▶ WHAT THIS TASK INVOLVES
Could you please return each line of the data that has the word "JSON"?

(Items from an interface collection)
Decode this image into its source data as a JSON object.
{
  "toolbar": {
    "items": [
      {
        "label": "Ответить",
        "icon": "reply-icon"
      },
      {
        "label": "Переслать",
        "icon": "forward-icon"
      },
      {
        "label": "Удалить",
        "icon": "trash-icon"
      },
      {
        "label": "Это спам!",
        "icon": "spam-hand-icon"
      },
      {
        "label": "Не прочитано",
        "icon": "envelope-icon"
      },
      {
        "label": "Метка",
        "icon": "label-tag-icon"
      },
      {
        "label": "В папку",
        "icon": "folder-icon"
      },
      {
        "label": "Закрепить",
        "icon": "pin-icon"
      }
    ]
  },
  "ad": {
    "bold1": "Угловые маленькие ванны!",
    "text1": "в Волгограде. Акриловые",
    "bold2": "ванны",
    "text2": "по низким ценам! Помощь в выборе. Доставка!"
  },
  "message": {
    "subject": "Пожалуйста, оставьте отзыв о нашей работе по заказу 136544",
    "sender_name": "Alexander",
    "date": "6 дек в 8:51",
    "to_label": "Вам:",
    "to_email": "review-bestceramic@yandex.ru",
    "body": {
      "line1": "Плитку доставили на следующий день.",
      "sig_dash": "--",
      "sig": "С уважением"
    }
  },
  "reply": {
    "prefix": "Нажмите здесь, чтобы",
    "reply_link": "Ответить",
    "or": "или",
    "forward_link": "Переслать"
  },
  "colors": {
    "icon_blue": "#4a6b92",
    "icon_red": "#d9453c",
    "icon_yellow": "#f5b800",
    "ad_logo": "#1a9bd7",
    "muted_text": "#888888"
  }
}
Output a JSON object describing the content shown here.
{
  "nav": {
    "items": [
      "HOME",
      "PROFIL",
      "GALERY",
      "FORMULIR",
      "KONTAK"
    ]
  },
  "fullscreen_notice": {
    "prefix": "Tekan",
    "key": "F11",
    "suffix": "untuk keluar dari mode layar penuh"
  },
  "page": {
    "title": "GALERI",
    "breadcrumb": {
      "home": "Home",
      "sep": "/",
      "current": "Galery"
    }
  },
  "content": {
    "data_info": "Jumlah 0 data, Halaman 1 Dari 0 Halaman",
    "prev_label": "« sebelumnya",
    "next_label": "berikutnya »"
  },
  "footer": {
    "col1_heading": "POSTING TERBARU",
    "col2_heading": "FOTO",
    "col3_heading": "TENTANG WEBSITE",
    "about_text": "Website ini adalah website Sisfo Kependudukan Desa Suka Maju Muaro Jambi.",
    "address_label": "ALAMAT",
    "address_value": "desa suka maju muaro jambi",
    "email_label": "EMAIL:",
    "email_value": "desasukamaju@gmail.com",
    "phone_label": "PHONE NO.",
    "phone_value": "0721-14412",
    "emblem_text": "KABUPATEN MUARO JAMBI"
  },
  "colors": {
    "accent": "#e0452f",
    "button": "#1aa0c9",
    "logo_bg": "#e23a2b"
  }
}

▶ THE ANSWER
Decode this image into its source data as a JSON object.
Output a JSON object describing the content shown here.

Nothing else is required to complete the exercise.